The enduring pop culture footprint of electronic dance music
Since the birth of modern electronic dance music in the late 80s and early 90s, the genre has transcended media, cultures, and lifestyles. It has become a true constant not only in music, but in wider pop culture.
After the turn of the millennium, dance music’s appeal truly exploded, boosted by its rise in popularity outside of its traditional home in Europe; for the first time, mainstream audiences in Australia and the USA were re-inventing their own rave cultures.
Household names like Carl Cox and Paul Oakenfold helped blaze a trail for the scene, before artists like Skrillex, Avicii, and David Guetta perhaps unlocked its true global potential, harnessing the power of streaming and the wider internet marketplace to reach an audience of billions.
Fast forward almost 30 years and dance music music is just as in demand. New releases from Galantis, Ekali, and Skrillex are helping to keep the genre relevant and exciting as we enter into a new decade. And while many sub-genres of dance music have inevitably fallen by the wayside, dance music shows no sign of slowing down.
But what is the key to modern electronic dance music’s enduring success?
electronic dance music is an infinitely adaptable genre that lends itself perfectly to collaborations with artists outside of the sphere. Steve Aoki’s recent collaboration with Blink-182 fused electronic dance music with punk rock music, while the late, great Avicii worked alongside some of the biggest artists in the world, including Coldplay, Wyclef Jean, and Nile Rodgers.
More and more artists have turned to electronic dance music to help modernize their sound and engage with a younger audience. Avicii’s 2013 mega-hit ‘Wake me up’ fused folk and country melodies with anthemic Dance hooks to strike a winning formula, and the trend for ‘collabs’ seemed set to grow from strength to strength.
— MTV NEWS (@MTVNEWS) March 22, 2016
New media has also played a key role in helping to keep electronic dance music at the forefront of pop culture, with the sound finding platforms on media beyond CDs, streaming apps, and vinyl. TV shows and films often utilize the genre in their storytelling, conveying tension, excitement, ecstasy, and loss, through electronic dance music hooks. One such example is Blade Runner 2049, which featured a soundtrack heavily influenced by electronic music.

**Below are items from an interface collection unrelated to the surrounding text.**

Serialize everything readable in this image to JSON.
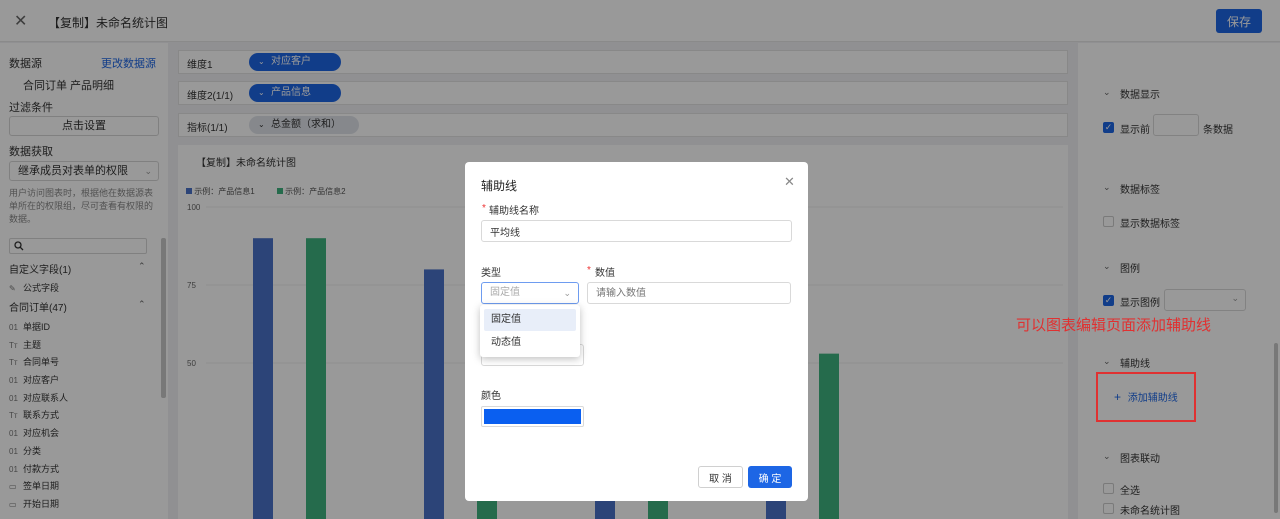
{
  "header": {
    "close_icon": "close-icon",
    "title": "【复制】未命名统计图",
    "save_label": "保存"
  },
  "left": {
    "datasource_label": "数据源",
    "change_datasource": "更改数据源",
    "datasource_value": "合同订单  产品明细",
    "filter_label": "过滤条件",
    "filter_button": "点击设置",
    "fetch_label": "数据获取",
    "fetch_select": "继承成员对表单的权限",
    "hint": "用户访问图表时，根据他在数据源表单所在的权限组，尽可查看有权限的数据。",
    "custom_fields": "自定义字段(1)",
    "formula_field": "公式字段",
    "contract_group": "合同订单(47)",
    "fields": [
      {
        "icon": "01",
        "label": "单据ID"
      },
      {
        "icon": "Tт",
        "label": "主题"
      },
      {
        "icon": "Tт",
        "label": "合同单号"
      },
      {
        "icon": "01",
        "label": "对应客户"
      },
      {
        "icon": "01",
        "label": "对应联系人"
      },
      {
        "icon": "Tт",
        "label": "联系方式"
      },
      {
        "icon": "01",
        "label": "对应机会"
      },
      {
        "icon": "01",
        "label": "分类"
      },
      {
        "icon": "01",
        "label": "付款方式"
      },
      {
        "icon": "▭",
        "label": "签单日期"
      },
      {
        "icon": "▭",
        "label": "开始日期"
      }
    ]
  },
  "rows": {
    "dim1_label": "维度1",
    "dim1_pill": "对应客户",
    "dim2_label": "维度2(1/1)",
    "dim2_pill": "产品信息",
    "metric_label": "指标(1/1)",
    "metric_pill": "总金额（求和）"
  },
  "chart_data": {
    "type": "bar",
    "title": "【复制】未命名统计图",
    "series": [
      {
        "name": "示例：产品信息1",
        "color": "#4a72c9",
        "values": [
          90,
          80,
          30,
          45
        ]
      },
      {
        "name": "示例：产品信息2",
        "color": "#3fb27f",
        "values": [
          90,
          10,
          10,
          53
        ]
      }
    ],
    "ylim": [
      0,
      100
    ],
    "yticks": [
      "100",
      "75",
      "50"
    ]
  },
  "right": {
    "data_display": "数据显示",
    "show_top": "显示前",
    "items_suffix": "条数据",
    "data_label": "数据标签",
    "show_data_label": "显示数据标签",
    "legend": "图例",
    "show_legend": "显示图例",
    "aux_line": "辅助线",
    "add_aux_line": "添加辅助线",
    "chart_link": "图表联动",
    "select_all": "全选",
    "unnamed_chart": "未命名统计图"
  },
  "modal": {
    "title": "辅助线",
    "name_label": "辅助线名称",
    "name_value": "平均线",
    "type_label": "类型",
    "type_placeholder": "固定值",
    "value_label": "数值",
    "value_placeholder": "请输入数值",
    "dropdown_options": [
      "固定值",
      "动态值"
    ],
    "color_label": "颜色",
    "color_value": "#0a5ff0",
    "cancel": "取 消",
    "confirm": "确 定"
  },
  "annotation": {
    "text": "可以图表编辑页面添加辅助线"
  }
}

electronic dance music also features heavily in gaming, helping to add an irresistible immersive quality to the latest flagship titles on Xbox One and PS4. Gaming soundtracks are crucial to setting a pace for the action on screen, and electronic dance music’s trademark drops lend themselves perfectly to this.
Games like Mortal Kombat, Rocket League, and Wipeout have placed the sound at the very forefront of the action, while even in the world of online casino gaming, electronic dance music is used to help deliver a more sensory experience to players.
The musical aesthetic of electronic dance music helps create bitesize futuristic worlds in slots and bingo games at sites like Buzz Bingo like Fruit Fusion and Slingo Advance, helping traditional pastimes evolve to become more relevant and engaging to a modern audience. These electronic soundtracks create little pockets of immersive gaming, with the music cultivating an almost otherwordly aesthetic, in games that only last for a few minutes at a time.
— #BladeRunner 2049 (@bladerunner) December 15, 2017
If you’re a fan of the genre then finding new music is a cinch. But even if you’re not a follower of electronic dance music, its sound echoes through new media to such an extent that it’s almost impossible to ignore. And perhaps this is the key factor behind its enduring pop culture footprint.
Festival Crowd at Ultra China, Image Credit: Rukes.com